Aladdin’s Cave is a great destination in the north of the city, with two floors stuffed full of furniture, glass, pottery, china, clothes, porcelain… literally everything and anything. This is also a great place to head for 20th century pieces, too. If you’re after some unusual bits for your home, then this is also a winner – they had some reclaimed church pews in stock this summer, which would have served wonderfully as a kitchen or hallway bench.

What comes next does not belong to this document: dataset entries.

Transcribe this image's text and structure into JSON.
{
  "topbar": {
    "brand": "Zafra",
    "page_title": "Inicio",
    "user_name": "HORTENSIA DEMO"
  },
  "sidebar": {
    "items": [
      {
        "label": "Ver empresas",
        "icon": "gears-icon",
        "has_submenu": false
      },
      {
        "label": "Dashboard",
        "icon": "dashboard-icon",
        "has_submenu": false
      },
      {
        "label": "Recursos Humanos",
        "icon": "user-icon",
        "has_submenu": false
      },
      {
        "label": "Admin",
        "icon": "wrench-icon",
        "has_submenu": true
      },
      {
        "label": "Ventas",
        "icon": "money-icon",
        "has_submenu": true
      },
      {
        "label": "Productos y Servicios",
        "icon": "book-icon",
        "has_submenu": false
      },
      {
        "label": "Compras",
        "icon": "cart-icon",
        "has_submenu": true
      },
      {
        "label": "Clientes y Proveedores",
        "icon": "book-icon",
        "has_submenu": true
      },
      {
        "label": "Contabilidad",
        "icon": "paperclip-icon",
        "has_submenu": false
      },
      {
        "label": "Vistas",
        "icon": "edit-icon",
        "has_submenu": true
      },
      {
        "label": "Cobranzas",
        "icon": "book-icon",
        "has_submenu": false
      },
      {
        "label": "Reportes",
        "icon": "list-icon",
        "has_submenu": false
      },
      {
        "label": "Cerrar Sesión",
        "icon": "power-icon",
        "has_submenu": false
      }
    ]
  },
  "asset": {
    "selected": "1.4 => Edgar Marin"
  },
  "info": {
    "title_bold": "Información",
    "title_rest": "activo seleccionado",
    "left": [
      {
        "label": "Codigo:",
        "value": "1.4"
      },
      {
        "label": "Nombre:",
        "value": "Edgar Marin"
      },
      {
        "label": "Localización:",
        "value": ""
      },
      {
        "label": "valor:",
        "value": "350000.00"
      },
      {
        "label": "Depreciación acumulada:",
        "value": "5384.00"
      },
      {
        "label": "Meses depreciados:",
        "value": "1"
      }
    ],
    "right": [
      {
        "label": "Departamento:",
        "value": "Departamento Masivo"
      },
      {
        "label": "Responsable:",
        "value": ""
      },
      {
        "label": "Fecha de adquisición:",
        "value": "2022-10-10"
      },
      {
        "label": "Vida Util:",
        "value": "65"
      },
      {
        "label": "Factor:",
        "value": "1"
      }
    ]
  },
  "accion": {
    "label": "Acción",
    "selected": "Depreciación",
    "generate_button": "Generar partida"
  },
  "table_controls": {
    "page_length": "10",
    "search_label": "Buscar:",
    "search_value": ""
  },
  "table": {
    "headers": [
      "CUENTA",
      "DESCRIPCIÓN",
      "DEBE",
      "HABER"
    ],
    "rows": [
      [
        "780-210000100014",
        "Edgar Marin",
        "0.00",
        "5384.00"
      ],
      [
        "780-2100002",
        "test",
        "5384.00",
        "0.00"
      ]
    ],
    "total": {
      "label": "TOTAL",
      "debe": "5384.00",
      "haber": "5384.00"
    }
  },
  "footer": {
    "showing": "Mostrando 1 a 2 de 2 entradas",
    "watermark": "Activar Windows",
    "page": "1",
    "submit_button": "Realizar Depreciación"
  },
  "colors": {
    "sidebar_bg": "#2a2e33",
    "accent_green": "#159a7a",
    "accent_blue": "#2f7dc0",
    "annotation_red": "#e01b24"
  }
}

The clothes rails are equally a treasure trove. During my visit last week, there was an amazing 80’s foil bomber jacket at the front of a full rail of vintage jackets and coats, which are located on the bottom floor. Also on the bottom floor was the biggest collection of comics I’ve ever seen, which you’ll find alongside other childhood memorabilia, including Lledo toys and old movie merchandise. Plus, if you are interested in vintage edition books, then you need to visit the back of the shop where you’ll find shelves stacked with unusual titles and retro covers. Upstairs you’ll find furniture, including everything from complete dining sets, to plant stands to antique signage. The kind of place you can spend hours in.
The exterior of Gothic House